  • Close Range by Annie Proulx. All stories set in her beloved Wyoming, Proulx is fabulous writer but all of the stories were about sad or pathetic characters, mostly cowboys or ranchers. I passed this book off to my husband who was raised in cattle country in Eastern Oregon.
  • The Curious Incident of the Dog in the Night-time by Mark Haddon.  It was a reread for me. It is about a young autistic boy, Christopher, who sets out to solve the mystery of who killed the neighbor's dog. It is an insightful book about what it is like to be autistic in today's world. I borrowed this book from my daughter after she finished it. I didn't have a chance to pass it on, since I was still reading it on the airplane ride home. I'll donate it to a student at school since it is one of our summer reading selections.
Currently reading:
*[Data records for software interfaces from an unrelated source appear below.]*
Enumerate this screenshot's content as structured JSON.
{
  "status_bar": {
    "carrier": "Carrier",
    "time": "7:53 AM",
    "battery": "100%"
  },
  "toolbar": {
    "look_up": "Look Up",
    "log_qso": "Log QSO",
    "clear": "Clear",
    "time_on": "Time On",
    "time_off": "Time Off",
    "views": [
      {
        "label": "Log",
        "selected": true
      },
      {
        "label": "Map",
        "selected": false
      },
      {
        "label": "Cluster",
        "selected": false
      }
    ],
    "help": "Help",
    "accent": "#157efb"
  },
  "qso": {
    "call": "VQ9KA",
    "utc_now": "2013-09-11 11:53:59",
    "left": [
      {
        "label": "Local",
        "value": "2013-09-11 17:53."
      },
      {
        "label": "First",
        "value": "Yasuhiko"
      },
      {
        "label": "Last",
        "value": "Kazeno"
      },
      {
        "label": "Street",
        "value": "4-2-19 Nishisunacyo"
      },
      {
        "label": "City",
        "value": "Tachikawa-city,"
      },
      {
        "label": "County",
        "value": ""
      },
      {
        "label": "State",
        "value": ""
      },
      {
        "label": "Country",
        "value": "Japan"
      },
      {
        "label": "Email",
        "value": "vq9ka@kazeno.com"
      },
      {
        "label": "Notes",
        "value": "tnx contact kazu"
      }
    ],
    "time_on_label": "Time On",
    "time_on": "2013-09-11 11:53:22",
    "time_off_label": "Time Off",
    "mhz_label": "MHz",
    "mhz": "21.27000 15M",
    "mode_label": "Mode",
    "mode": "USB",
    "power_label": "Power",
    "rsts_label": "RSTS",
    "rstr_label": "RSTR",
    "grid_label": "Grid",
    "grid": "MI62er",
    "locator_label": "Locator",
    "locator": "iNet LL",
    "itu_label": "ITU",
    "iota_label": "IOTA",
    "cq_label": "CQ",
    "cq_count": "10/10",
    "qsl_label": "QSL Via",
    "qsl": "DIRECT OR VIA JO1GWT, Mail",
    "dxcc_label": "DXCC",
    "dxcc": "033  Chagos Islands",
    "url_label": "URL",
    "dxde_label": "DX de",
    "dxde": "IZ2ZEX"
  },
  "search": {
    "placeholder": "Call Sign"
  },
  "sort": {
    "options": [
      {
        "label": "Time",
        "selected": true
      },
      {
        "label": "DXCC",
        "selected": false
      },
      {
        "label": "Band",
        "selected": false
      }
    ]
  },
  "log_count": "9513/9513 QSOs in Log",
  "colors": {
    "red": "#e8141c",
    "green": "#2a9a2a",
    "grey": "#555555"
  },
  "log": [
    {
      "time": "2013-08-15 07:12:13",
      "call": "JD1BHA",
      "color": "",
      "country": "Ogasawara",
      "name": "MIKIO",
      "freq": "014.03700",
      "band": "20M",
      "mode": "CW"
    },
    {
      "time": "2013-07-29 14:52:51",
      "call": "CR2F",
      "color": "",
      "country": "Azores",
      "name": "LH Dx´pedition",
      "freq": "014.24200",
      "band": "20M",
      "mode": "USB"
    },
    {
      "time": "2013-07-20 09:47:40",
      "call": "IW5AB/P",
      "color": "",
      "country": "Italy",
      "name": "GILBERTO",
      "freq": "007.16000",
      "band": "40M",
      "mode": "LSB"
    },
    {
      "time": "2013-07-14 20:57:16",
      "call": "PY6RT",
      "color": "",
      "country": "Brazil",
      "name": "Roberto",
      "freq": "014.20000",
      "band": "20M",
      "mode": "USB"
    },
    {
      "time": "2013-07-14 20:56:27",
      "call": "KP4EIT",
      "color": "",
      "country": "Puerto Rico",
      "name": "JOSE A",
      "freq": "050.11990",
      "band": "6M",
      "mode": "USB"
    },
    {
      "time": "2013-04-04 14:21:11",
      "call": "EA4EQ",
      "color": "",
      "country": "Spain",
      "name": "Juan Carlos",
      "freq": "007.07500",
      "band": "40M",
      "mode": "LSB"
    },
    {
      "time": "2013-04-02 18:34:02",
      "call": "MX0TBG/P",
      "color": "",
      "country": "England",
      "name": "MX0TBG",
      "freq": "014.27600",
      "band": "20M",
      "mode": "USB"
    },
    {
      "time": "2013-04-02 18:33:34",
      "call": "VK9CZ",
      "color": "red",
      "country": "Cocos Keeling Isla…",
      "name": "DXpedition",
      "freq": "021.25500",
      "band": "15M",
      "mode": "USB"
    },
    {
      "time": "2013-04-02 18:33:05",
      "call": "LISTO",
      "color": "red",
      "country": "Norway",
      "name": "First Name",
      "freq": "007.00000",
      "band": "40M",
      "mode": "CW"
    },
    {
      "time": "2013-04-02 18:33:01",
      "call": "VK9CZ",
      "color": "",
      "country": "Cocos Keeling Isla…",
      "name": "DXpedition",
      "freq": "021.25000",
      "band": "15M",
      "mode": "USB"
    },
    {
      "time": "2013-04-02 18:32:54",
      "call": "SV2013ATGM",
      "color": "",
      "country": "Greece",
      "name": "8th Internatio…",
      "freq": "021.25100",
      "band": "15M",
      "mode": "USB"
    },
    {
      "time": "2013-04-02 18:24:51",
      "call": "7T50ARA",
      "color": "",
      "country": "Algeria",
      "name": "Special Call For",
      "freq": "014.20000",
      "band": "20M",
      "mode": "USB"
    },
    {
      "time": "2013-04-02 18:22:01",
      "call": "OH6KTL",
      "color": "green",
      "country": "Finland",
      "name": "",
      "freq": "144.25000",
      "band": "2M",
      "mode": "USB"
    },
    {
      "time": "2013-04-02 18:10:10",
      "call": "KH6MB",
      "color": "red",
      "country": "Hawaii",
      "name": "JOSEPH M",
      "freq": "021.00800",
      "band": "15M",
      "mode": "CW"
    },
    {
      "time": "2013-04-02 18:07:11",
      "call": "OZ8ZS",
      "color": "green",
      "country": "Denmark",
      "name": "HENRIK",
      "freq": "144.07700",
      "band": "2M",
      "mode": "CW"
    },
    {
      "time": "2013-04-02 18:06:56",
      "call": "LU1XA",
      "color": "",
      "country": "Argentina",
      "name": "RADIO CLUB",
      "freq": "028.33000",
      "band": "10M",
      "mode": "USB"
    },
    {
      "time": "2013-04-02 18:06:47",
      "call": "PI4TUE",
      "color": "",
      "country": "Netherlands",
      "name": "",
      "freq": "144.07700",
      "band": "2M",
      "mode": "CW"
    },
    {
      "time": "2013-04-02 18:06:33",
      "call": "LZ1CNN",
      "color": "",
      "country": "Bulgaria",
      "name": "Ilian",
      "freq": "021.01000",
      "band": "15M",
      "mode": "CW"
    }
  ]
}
  • Looking for Alaska by John Green. I started this book on the flight home after finishing The Curious Incident. It was the first John Green book I ever read and it started my love-affair with this author's books. I am forty pages from the ending of this reread. We found it on the lending library shelf at our hotel in Siena. Carly reread it before me.

Time for a shower and more laundry. Bye!


  1. Adventures and travel in gorgeous scenery with family--it can't get any better! Your photos make me want to go back! However, it is exhausting and I bet part of you is glad to be home. xoxo

  2. Sounds like you had a wonderful time on your trip. And sounds like you were able to get some reading in while you were gone. Thank you for sharing.

  3. Sounds like a fabulous vacation!

  4. You are quite the world traveler! I would love to take a vacation like that. Getting time off to do that is definitely a perk of teaching! Glad you enjoyed it.

  5. What a fabulous trip, and I love your photos and descriptions! Makes me want to visit Italy and Switzerland.

  6. Love the photos.Keep up the good work :)


I look forward to your comments and interactions! Join in the conversation.